While others were working hard today, my flight got in early enough for a long walk in Prague.
Here’s a photo gallery:
The architecture is amazing, but there are piles of tourist shops on the ground floors.
My favorite part was riding their underground back to the hotel. There, I felt I was with the locals instead of the visitors to the city.
Fun– but tomorrow, I’ll be at the ECIS tech leadership conference.
Sorry about the long breaks between posts– things have been moving like a steam train.
On the quick updates: we have five Meru high density, centrally controlled access points in place as a trial, and we’ll soon be trying the new N units. All of us wish the central control software was more clear and easy to use.

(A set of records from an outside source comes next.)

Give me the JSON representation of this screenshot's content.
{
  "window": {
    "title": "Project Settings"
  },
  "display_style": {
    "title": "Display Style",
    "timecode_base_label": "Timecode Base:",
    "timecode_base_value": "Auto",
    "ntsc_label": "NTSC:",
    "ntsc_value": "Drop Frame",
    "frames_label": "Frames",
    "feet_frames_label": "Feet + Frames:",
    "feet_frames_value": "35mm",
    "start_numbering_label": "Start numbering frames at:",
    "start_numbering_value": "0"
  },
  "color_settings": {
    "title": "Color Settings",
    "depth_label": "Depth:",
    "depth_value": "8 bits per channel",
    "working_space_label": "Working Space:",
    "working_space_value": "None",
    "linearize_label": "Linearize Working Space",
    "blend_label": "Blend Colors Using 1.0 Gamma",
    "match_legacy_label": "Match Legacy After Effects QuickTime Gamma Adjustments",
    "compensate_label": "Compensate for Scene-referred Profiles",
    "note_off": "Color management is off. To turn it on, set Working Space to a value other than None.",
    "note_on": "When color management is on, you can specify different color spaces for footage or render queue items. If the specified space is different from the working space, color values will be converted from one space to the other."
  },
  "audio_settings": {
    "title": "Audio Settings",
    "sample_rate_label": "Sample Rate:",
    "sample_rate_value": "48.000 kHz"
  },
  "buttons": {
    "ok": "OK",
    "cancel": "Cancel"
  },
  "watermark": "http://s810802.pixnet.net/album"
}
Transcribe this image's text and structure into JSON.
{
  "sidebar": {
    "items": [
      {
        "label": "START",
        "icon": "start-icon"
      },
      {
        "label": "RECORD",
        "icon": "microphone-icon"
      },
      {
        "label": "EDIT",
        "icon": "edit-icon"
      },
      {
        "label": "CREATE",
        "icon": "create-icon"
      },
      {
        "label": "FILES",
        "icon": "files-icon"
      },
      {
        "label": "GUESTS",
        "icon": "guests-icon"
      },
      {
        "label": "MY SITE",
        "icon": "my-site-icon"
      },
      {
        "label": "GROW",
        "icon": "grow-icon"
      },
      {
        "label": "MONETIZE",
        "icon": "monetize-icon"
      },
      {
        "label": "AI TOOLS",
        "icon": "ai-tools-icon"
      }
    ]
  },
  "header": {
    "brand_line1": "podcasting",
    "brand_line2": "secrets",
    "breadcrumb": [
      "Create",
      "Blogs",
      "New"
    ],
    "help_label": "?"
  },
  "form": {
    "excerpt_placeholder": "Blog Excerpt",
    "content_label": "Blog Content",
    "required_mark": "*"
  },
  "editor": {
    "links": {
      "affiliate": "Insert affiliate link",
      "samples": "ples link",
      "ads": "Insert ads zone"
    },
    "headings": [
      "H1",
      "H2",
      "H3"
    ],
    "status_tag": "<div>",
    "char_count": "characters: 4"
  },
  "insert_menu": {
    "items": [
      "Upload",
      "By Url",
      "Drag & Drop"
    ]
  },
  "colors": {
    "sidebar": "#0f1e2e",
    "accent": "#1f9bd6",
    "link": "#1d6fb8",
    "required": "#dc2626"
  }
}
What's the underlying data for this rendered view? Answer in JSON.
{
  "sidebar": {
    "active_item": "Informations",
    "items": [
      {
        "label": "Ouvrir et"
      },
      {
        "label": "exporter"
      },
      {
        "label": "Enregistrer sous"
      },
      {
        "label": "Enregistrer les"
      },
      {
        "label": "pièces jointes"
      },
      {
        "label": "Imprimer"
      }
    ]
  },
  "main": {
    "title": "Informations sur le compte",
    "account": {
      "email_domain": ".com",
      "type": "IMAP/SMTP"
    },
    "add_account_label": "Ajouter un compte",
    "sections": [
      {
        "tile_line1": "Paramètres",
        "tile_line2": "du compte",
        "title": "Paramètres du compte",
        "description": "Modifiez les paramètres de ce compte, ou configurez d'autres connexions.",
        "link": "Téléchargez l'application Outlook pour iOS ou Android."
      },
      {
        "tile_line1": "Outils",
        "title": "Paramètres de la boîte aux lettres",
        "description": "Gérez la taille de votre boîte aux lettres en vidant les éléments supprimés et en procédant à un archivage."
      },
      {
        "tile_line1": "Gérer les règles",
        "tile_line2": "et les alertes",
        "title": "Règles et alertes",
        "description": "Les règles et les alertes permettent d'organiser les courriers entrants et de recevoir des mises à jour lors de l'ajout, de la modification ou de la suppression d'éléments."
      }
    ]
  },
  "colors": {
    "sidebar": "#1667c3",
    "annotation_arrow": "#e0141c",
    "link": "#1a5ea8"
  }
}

We have two new, Dell servers with dual quad-core Xeon chips and 8 gigs of memory each for our Moodle cluster, and I hope that our consulting group will help us with the CentOS install of Linux to get the ball rolling on the build and transfer of our current database to it.
We’re in phase two of the Student Information System research process, and our goals, needs and objectives in that area are becoming clearer.
I enjoyed doing a board presentation last week, and two high school parent meetings. I have an interview today with a candidate for an important tech position.
Tomorrow morning I fly to Prague for the rest of the week to participate in the ECIS Technology Leadership Conference. I’m really looking forward to this– it should be a tad more relaxing than the Accreditation Team trip to Barcelona.
Lots of things– I’ll try to post some pics from Prague soon.
p.s. We’re also in the final stages of buying our third sailboat as a family. On Sunday, we have the sea trial.
We’ve recently signed a support agreement for Moodle consulting, and we’re preparing for the next steps of an advanced Moodle system.
Currently, we have as many as 200 concurrent users with the 7/8 laptop program students, many of them trying to do things like quizzes simultaneously. This overloads our current Windows-based Moodle server and prevents logins and other work from taking place.
We worked quite awhile on trying to improve the performance of the Windows server, but in the end it was going to to take advanced PHP accelleration calibrated to use large amounts of RAM, and advanced MYSQL caching changes to use large amounts of RAM, and we knew that neither of these were easy to pull off in a Windows environment. Also, we didn’t want to “practice” on a production server that is currently supporting a large number of students.
So, we now have a good consulting firm, and we are ordering in a pair of servers that will be Linux-based for a Moodle cluster. The front end box will handle the PHP and the Moodle app (with dual quad-core Xeon chips, 8-12 gigs of memory, and a pair of 400 gig SAS drives in Raid 1 configuration), and the backend server will handle the MYSQL and file store with the same hardware configuration.
In the end, we’re after a Moodle system that can handle 300-400 concurrent users doing relatively intensive things CPU-wise. If we have to grow again, we can continue to split the front end and load balance, or split the back-end and separate database from filestore. I think this is a good approach, since we’ll now have a supported system that can grow and scale.
I’ll write an update in a couple of weeks once we have the new Moodle cluster up and running.